PROVIDED DATA:

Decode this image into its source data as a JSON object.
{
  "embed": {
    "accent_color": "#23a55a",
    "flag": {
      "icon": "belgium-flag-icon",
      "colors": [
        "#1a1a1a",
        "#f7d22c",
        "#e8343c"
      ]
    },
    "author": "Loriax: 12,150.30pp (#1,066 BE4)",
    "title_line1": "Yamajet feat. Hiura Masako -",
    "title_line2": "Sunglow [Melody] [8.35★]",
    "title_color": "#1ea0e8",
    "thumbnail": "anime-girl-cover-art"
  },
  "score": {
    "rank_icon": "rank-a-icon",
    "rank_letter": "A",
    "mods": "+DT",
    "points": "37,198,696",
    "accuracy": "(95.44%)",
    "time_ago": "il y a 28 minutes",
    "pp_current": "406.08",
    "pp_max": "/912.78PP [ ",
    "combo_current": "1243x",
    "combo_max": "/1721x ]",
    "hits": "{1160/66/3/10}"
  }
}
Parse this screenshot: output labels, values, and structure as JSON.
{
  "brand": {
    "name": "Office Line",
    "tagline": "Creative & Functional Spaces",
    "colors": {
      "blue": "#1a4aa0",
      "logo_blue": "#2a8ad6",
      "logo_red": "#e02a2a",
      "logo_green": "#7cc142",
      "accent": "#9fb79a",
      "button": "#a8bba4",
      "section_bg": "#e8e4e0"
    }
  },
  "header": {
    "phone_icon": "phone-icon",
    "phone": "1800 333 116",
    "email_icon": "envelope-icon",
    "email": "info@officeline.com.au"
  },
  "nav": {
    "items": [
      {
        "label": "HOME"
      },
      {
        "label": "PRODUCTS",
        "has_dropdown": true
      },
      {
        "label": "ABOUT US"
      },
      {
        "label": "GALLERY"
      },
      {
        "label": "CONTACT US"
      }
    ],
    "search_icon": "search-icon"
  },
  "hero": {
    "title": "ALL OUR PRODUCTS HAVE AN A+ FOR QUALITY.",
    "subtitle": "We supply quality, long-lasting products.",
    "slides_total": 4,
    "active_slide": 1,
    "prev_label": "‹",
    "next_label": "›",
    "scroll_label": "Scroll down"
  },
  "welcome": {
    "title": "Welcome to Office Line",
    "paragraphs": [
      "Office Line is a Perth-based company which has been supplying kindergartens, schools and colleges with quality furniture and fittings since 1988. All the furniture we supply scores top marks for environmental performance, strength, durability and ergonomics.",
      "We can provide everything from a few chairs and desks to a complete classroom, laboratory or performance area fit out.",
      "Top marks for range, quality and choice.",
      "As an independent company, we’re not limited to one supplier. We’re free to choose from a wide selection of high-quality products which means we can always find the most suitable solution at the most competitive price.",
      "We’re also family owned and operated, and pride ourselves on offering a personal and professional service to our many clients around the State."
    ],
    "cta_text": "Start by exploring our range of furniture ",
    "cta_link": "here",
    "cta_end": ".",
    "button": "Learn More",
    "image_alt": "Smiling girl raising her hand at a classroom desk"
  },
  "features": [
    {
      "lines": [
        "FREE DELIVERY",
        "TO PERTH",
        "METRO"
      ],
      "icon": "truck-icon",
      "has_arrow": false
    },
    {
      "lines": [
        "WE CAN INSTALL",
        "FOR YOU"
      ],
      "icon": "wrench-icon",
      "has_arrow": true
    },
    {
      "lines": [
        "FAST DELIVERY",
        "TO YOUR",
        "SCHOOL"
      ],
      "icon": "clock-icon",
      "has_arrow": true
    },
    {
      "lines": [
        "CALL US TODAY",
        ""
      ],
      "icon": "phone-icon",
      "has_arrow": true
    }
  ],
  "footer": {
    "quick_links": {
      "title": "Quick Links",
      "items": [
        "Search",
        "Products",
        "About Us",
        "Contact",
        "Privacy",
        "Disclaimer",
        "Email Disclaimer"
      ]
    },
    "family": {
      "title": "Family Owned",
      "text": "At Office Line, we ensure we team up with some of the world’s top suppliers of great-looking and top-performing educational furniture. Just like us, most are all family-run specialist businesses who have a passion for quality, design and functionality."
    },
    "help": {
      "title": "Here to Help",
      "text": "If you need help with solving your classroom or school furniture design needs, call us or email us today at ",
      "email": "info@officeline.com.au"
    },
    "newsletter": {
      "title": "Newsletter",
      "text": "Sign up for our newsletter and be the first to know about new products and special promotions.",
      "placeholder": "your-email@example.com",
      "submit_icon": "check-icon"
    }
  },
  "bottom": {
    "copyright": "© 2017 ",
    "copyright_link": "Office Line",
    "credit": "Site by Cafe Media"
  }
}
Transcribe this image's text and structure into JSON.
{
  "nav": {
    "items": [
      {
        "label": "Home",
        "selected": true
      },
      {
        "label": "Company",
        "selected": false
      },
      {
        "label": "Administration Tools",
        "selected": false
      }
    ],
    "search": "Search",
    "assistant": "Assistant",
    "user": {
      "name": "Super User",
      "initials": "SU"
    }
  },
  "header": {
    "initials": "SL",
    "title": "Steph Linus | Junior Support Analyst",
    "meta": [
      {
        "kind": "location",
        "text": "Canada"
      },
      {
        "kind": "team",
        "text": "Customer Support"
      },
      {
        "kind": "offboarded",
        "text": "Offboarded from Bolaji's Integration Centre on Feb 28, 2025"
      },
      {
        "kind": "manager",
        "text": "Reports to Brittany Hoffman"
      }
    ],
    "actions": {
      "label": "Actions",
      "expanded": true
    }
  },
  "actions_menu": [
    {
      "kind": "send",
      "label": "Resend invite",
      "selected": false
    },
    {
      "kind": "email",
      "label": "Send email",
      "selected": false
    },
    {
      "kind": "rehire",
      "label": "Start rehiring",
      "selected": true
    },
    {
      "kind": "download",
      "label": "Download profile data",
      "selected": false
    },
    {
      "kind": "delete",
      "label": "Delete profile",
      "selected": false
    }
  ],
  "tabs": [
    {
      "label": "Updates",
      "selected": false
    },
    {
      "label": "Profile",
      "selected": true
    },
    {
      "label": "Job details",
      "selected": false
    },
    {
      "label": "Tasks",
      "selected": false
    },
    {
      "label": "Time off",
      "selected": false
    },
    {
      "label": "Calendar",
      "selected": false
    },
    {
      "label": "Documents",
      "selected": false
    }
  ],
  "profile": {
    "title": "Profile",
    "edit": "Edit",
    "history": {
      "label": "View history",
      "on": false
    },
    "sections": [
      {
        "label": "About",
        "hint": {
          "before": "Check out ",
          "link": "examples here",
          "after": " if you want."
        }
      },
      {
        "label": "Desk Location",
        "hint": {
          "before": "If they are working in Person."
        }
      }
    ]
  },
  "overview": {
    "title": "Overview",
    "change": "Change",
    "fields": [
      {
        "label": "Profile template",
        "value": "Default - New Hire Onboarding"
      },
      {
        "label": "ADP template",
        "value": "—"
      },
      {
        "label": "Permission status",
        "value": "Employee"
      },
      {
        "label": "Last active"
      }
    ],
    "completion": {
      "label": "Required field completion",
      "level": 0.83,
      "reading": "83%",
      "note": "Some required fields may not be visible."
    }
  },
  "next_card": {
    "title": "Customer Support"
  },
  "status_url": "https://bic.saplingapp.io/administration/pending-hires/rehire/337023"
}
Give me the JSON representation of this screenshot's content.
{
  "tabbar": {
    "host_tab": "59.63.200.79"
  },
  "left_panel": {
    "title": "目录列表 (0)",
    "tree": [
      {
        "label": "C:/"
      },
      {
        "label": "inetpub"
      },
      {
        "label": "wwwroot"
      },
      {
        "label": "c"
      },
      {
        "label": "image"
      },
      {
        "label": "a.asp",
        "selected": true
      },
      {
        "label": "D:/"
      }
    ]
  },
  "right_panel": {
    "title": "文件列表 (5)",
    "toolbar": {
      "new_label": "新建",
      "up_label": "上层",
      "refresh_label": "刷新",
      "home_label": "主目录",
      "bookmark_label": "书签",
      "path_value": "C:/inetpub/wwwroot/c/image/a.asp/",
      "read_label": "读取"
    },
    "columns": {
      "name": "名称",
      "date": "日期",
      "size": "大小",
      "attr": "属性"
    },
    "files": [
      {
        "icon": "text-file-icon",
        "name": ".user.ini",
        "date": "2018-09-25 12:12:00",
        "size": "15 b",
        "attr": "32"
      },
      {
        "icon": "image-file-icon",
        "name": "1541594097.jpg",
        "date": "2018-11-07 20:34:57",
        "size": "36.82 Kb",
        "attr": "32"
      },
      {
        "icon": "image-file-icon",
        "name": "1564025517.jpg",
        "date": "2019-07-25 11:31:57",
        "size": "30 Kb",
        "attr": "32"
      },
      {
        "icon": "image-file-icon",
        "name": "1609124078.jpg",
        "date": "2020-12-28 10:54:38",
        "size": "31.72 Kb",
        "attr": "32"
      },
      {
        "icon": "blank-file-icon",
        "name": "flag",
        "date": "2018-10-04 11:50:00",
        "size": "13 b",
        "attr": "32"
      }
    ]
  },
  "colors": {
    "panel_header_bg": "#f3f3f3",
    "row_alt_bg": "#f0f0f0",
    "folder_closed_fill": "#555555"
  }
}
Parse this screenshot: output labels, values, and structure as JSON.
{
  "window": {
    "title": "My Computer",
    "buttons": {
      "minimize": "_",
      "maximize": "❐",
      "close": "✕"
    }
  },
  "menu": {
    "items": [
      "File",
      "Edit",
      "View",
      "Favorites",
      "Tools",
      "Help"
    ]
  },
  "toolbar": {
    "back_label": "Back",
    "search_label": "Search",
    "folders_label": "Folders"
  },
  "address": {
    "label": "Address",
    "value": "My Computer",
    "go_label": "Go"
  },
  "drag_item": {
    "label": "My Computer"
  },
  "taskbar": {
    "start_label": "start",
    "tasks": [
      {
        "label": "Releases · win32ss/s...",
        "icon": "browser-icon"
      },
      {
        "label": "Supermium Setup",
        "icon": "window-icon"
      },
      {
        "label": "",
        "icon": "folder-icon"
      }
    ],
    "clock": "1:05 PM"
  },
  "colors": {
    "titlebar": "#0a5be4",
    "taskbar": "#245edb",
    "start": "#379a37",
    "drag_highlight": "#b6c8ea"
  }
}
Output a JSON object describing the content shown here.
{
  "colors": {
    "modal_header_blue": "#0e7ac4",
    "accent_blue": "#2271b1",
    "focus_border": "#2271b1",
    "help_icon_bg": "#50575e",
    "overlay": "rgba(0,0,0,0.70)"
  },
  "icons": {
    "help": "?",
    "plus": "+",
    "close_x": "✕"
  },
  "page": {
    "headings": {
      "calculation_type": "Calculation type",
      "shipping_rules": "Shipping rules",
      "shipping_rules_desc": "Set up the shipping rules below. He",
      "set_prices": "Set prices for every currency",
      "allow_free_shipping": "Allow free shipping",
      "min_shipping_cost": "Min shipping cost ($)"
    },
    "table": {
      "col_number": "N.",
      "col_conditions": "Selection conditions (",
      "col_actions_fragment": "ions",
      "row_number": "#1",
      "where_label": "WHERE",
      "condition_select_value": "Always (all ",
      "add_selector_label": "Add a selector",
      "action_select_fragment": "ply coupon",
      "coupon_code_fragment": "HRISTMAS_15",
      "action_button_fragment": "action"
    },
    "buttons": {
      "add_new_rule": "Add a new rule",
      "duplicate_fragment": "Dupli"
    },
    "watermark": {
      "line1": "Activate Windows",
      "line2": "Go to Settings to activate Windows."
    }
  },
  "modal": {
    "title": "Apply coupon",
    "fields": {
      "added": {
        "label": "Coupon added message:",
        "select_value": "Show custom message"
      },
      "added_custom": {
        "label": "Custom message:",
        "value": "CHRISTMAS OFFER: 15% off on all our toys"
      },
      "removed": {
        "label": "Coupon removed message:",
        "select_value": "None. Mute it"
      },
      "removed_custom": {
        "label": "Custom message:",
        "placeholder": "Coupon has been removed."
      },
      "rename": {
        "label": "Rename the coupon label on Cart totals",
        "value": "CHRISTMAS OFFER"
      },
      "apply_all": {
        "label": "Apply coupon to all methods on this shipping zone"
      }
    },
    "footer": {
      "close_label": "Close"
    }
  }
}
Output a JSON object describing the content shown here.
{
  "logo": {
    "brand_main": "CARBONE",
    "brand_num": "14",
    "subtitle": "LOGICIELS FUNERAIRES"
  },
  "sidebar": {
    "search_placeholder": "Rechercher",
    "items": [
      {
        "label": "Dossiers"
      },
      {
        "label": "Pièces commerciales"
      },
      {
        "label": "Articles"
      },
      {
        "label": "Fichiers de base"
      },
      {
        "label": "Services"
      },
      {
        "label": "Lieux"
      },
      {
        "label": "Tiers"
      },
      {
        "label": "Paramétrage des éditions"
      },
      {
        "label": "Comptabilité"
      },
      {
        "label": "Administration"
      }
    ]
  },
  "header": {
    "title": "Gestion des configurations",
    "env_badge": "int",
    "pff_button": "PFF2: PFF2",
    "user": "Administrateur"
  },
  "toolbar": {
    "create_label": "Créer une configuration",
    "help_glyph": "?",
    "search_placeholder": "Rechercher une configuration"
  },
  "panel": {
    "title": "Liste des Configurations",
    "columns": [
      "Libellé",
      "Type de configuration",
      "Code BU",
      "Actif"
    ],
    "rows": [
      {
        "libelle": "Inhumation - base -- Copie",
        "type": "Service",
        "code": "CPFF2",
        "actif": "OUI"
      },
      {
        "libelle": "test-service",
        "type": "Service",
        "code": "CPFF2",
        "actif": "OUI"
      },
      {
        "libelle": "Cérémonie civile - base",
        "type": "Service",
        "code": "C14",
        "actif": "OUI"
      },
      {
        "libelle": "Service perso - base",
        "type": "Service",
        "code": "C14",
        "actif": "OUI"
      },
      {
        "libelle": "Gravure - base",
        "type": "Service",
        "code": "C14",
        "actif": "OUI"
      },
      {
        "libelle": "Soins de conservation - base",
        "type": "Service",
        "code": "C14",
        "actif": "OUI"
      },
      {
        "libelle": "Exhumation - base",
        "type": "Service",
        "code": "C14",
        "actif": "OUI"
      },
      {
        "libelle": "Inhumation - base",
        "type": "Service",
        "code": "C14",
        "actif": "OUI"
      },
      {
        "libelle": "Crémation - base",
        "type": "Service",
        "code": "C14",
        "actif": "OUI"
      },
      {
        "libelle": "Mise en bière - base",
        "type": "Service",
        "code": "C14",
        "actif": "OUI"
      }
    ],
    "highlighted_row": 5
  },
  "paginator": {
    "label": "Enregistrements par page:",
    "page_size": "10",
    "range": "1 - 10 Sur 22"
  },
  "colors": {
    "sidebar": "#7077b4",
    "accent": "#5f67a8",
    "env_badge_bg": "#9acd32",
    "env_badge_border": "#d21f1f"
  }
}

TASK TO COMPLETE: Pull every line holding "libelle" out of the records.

TASK RESPONSE:
        "libelle": "Inhumation - base -- Copie",
        "libelle": "test-service",
        "libelle": "Cérémonie civile - base",
        "libelle": "Service perso - base",
        "libelle": "Gravure - base",
        "libelle": "Soins de conservation - base",
        "libelle": "Exhumation - base",
        "libelle": "Inhumation - base",
        "libelle": "Crémation - base",
        "libelle": "Mise en bière - base",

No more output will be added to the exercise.